Beyond those two themes, there are other interesting sojourns the reader takes. The manipulation of the global environment argument and its relationship to the energy sector is explored. The topic of how SUVs became the predominant reality but also a symbol of Americas oil-guzzling ways leads into the politics of tariffs combined with the politics of environmental emissions. The discovery and exploration of oil in the U.S., initially in Pennsylvania, is one of cut-throat competition, cartels, illegal manipulations, corporate banking complicity in limiting trade, with the then captain of industry Roosevelt revealed as a manipulative, uncaring, non-democratic corporate bully.

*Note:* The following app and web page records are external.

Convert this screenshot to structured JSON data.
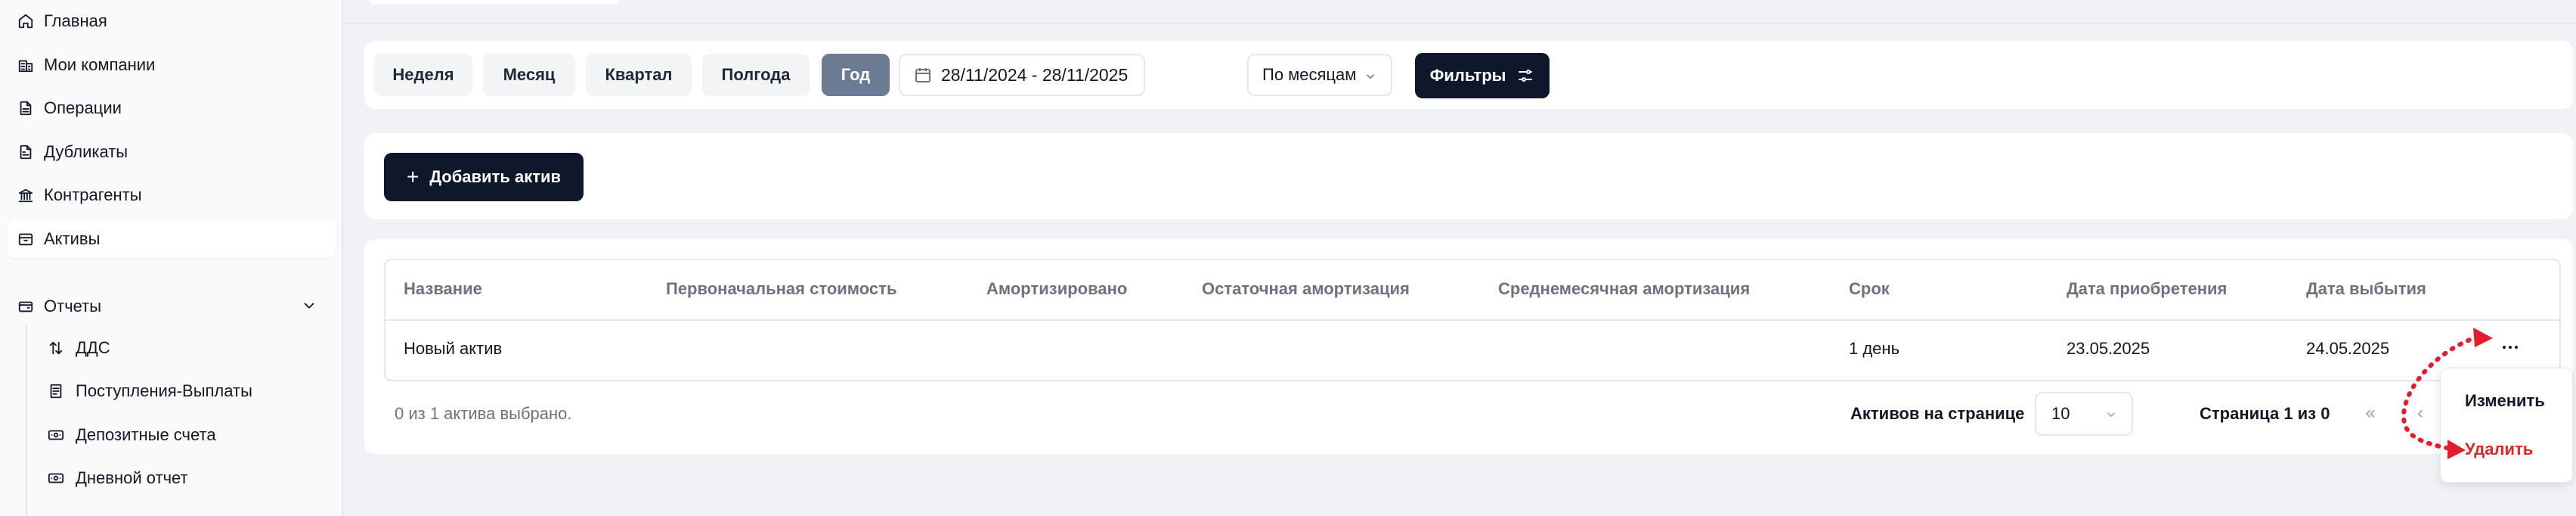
{
  "sidebar": {
    "items": [
      {
        "label": "Главная",
        "icon": "home-icon"
      },
      {
        "label": "Мои компании",
        "icon": "buildings-icon"
      },
      {
        "label": "Операции",
        "icon": "document-icon"
      },
      {
        "label": "Дубликаты",
        "icon": "copy-document-icon"
      },
      {
        "label": "Контрагенты",
        "icon": "bank-icon"
      },
      {
        "label": "Активы",
        "icon": "archive-box-icon",
        "active": true
      }
    ],
    "reports": {
      "label": "Отчеты",
      "icon": "wallet-icon",
      "sub_items": [
        {
          "label": "ДДС",
          "icon": "arrows-up-down-icon"
        },
        {
          "label": "Поступления-Выплаты",
          "icon": "receipt-icon"
        },
        {
          "label": "Депозитные счета",
          "icon": "banknote-icon"
        },
        {
          "label": "Дневной отчет",
          "icon": "banknote-icon"
        }
      ]
    }
  },
  "filters": {
    "periods": [
      "Неделя",
      "Месяц",
      "Квартал",
      "Полгода",
      "Год"
    ],
    "selected_period": "Год",
    "date_range": "28/11/2024 - 28/11/2025",
    "grouping": "По месяцам",
    "filters_label": "Фильтры"
  },
  "actions": {
    "add_asset_label": "Добавить актив"
  },
  "table": {
    "columns": [
      "Название",
      "Первоначальная стоимость",
      "Амортизировано",
      "Остаточная амортизация",
      "Среднемесячная амортизация",
      "Срок",
      "Дата приобретения",
      "Дата выбытия"
    ],
    "rows": [
      {
        "name": "Новый актив",
        "initial_cost": "",
        "amortized": "",
        "residual": "",
        "monthly": "",
        "term": "1 день",
        "purchase_date": "23.05.2025",
        "disposal_date": "24.05.2025"
      }
    ]
  },
  "pagination": {
    "selected_info": "0 из 1 актива выбрано.",
    "per_page_label": "Активов на странице",
    "per_page_value": "10",
    "page_info": "Страница 1 из 0",
    "first_symbol": "«",
    "prev_symbol": "‹"
  },
  "context_menu": {
    "edit": "Изменить",
    "delete": "Удалить"
  },
  "colors": {
    "primary_dark": "#0f172a",
    "selected_period": "#6b7b93",
    "danger": "#dc2626",
    "annotation": "#e11d2e"
  }
}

The story of Venezuelan oil is also presented, it its many incarnations under various democratic attempts suppressed by U.S. supported dictatorships, and the role Venezuela played in strengthening the OPEC cartel.
The conclusions reached through these variously interacting stories present the idea of control of oil, rather than just access to it. Trying to protect itself by controlling the world’s existing oil capacity, even as it reaches peak production, and in denial and obstruction of new environmentally friendly options, the U.S. under Bush, and probably under whomever makes the next government in 2008, “seem to see such…endless, bitter conflict with the world’s Muslims…as inevitable and unavoidable” especially if the U.S. refuses to “deal substantively with one of the most potent sources of Muslim anger against the West: the deferred establishment of a Palestinian state,” unless that conflict is useful to reinforce the “an us-against-them mentality” in order to prolong the ‘war on terror’ and its control of oil assets in the Middle East.
Finally, the media is rejoined: the lack of discussion of what caused 9/11; the “wilful blindness” behind recognizing the “sense of humiliation derived from decades of foreign domination”; the lack of recognition of the hypocritical machinations of the Saudi-U.S. oil pact where “Washington’s support for the Saudi dictatorship [blocks] moderate reform efforts…driving the opposition into the confines of religious institutions that happen to be staunchly anti-Western.” Further, the “lack of democracy…so often lamented by commentators, is not the product of some mysterious, inexplicable Islamic sensibility, but rather, to at least some extent [along with the British, French, and Turks among others], the result of American actions in the region.”
It all comes down to her final phrase, in which the strongest military power in the world - willing to use nuclear weapons pre-emptively - has an insatiable appetite for a declining resource and is determined, one way or another, to control that resource. With Iraq under American domination, if not full control; with the Palestinians sundered with who knows what future possibilities, now appearing fully at the mercy of and limited by the Israeli-American powers; with an American corporate foreign policy backed by both Republicans and Democrats; and with a supposedly nascent nuclear power in Iran and a another case of the media presenting the Washington line, in spite of the overwhelming similarities with the manipulations before the Iraqi invasion: the U.S. attitude to the rest of the world is written in oily crudity, might is right, winner take all, out of my way….
Linda McQuaig presents a well thought out compilation of what might appear to be a variety of unrelated activities to those following the mainstream media. But the media itself is part and parcel of the oil-war-business-politics-money-global warming scheme of things that is shaping our current global destiny. And as media itself, It’s the Crude, Dude alleviates much of that ignorance in an entertaining reader friendly fashion.
This review was first published in the Palestine Chronicles 2007 06 25